Michael Lasch "Substrain" (Elektrax Recordings): Michael Schwarz "Torsion" (Emphatic Records)
Never understood this "I only listen to real music" lark. If you prefer guitar bands to electronic bods, or well-produced million-sellers by respected major label artistes to scratchy madness recorded by teenagers in dank basements or on their i-pads, why not just say so ? We're certainly not going to judge you for it. After all, if people judged us by the music we liked, we wouldn't have many friends, possibly any acquaintances at all.
But it's beyond trite that all music is 'real' music. It consists of sounds made by human beings with whatever tool they have to hand, whether that's their larynx, a computer, "yer granny on bongos" or a 50-piece orchestra. Mind you, if you listen to the production on a record by a so-called "real" band, you'll likely hear what was once ostensibly a guitar sound but that's been channelled through so many effects that any human quality has been airbrushed from the proceedings entirely. You might as well have cut out the middle man and started with a laptop from the beginning, and it would save on plectrums too.
We've thought for a while now, though, that if there *was* one genre more 'human' than the others, it would have to be techno. It's the sound of a heart beating, in essence completely primal. It's then overlaid with whatever creative conceits the artist fancies, and while it has (like any genre) been hijacked by any number of gurning scene chumps, the cream of the crop still know that the song should revolve around that steady pulse, lovingly fondled by whatever flickers of synth, extra percussive caress and strictly rationed melody make the journey most worthwhile.
For us, the hub and haven for all this is currently Germany: although we still closely associate that fine nation with Marsh Marigold, A Turntable Friend, Firestation Tower and the under-rated defensive nous of Karl-Heinz Forster, it's notable in 2012 for being home to a luminescent host of dark, minimal and black techno genii, including Sven Wittekind, Andy White, Cortechs, Klaudia Gawlas, and these two.

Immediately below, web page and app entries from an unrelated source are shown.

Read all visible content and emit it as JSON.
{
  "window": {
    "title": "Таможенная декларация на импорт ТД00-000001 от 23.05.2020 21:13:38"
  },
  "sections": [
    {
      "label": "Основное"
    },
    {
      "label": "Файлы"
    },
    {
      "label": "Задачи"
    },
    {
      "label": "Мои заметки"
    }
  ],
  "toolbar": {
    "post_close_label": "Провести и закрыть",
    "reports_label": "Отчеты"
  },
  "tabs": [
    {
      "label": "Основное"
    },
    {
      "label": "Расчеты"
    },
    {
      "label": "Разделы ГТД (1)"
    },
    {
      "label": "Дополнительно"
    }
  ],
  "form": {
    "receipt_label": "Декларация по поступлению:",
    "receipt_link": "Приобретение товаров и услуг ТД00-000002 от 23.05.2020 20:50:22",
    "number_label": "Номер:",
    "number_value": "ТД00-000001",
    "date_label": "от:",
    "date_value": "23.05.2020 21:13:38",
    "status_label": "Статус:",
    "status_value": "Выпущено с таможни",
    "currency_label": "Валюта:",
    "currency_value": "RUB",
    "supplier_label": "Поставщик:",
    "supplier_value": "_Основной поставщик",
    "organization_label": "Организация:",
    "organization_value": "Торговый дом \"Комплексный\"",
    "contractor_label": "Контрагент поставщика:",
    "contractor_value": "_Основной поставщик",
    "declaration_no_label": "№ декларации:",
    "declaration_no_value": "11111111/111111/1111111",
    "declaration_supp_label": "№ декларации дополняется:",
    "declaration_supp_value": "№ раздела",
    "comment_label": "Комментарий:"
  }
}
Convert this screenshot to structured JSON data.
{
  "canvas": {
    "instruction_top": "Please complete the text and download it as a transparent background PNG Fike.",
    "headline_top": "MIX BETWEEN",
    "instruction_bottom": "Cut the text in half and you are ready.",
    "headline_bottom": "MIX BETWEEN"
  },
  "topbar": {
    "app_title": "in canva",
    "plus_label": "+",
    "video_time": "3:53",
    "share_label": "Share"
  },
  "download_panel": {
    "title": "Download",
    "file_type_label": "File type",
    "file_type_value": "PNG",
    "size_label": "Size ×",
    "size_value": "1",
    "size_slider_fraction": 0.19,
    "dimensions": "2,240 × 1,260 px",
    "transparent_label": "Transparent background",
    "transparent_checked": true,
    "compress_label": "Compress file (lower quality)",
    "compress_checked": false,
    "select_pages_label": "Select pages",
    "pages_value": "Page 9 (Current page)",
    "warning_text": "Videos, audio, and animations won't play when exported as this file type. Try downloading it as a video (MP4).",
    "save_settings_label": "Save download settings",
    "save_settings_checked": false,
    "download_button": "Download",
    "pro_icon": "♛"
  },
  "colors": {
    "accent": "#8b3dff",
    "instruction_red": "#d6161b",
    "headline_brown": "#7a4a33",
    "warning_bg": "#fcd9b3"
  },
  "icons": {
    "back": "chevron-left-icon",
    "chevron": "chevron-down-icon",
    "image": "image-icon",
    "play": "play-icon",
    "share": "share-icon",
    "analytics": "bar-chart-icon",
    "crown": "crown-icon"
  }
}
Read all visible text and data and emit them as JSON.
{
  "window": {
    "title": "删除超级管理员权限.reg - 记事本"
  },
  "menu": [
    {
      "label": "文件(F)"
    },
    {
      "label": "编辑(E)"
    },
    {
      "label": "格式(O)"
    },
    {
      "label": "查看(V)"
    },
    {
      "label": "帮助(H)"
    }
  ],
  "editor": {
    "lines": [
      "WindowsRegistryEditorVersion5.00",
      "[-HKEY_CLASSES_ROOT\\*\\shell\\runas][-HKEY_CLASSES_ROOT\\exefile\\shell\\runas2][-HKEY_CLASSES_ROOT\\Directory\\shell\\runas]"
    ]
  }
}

Herr Lasch has now decamped to Berlin, and there's an inevitable big city sleekness about "Substrain"'s imposing clatter as he clambers aboard the imposing roster of big-ticket Sydney label Elektrax Recordings. The single has a skittering hook that brands it a close cousin of Human Tech's "Bit Crisis", a single from the Perugia outfit on Electrax last year, but the way the drums drive forward through the empty caverns of this listener's head puts brings to mind another Italian, the Logotech of "Harsh Lines" et al. Disconcertingly though, "Substrain" is offset throughout by vague cooing sounds, as if a pigeon were trapped in the studio and trying to sing its way out. The substrain being avian flu, perhaps ?
The second Michael, Schwarz, is more of a known quantity to us, having been responsible for some fabulous remixes of late - espesh on singles last yr by DJ Nightnoise, Kai Randy Michel and "Riot"-er Adriano Giliberti - even if his prolific run of 'solo' releases has a more sedate hit rate (not that the likes of the remarkably assured "Deep Sphere" in '010 or last year's slow-burn Nachstrom Schallplatten belter "Ganimed" are anything to be sneezed at, mind).
"Torsion" is the lead of three tracks here on Coruna's Emphatic imprint (an EP shared with DJ Stay and H Paul) and sees Schwarz on imperious form, administering over nine trembling minutes an adamantine, devastatingly rendered reimagining of his better recent singles which maxes on his signature pounding hi-hats while high-horsepower and yes, high-torque bass is dissected by clock-alarm bleep. "Torsion" does what a record should do: it makes your head shudder, toes tap, heart soar and sinews stiffen as it builds from ebb to full flow. So if this isn't real music, then we can only speculate as to quite what the hell is.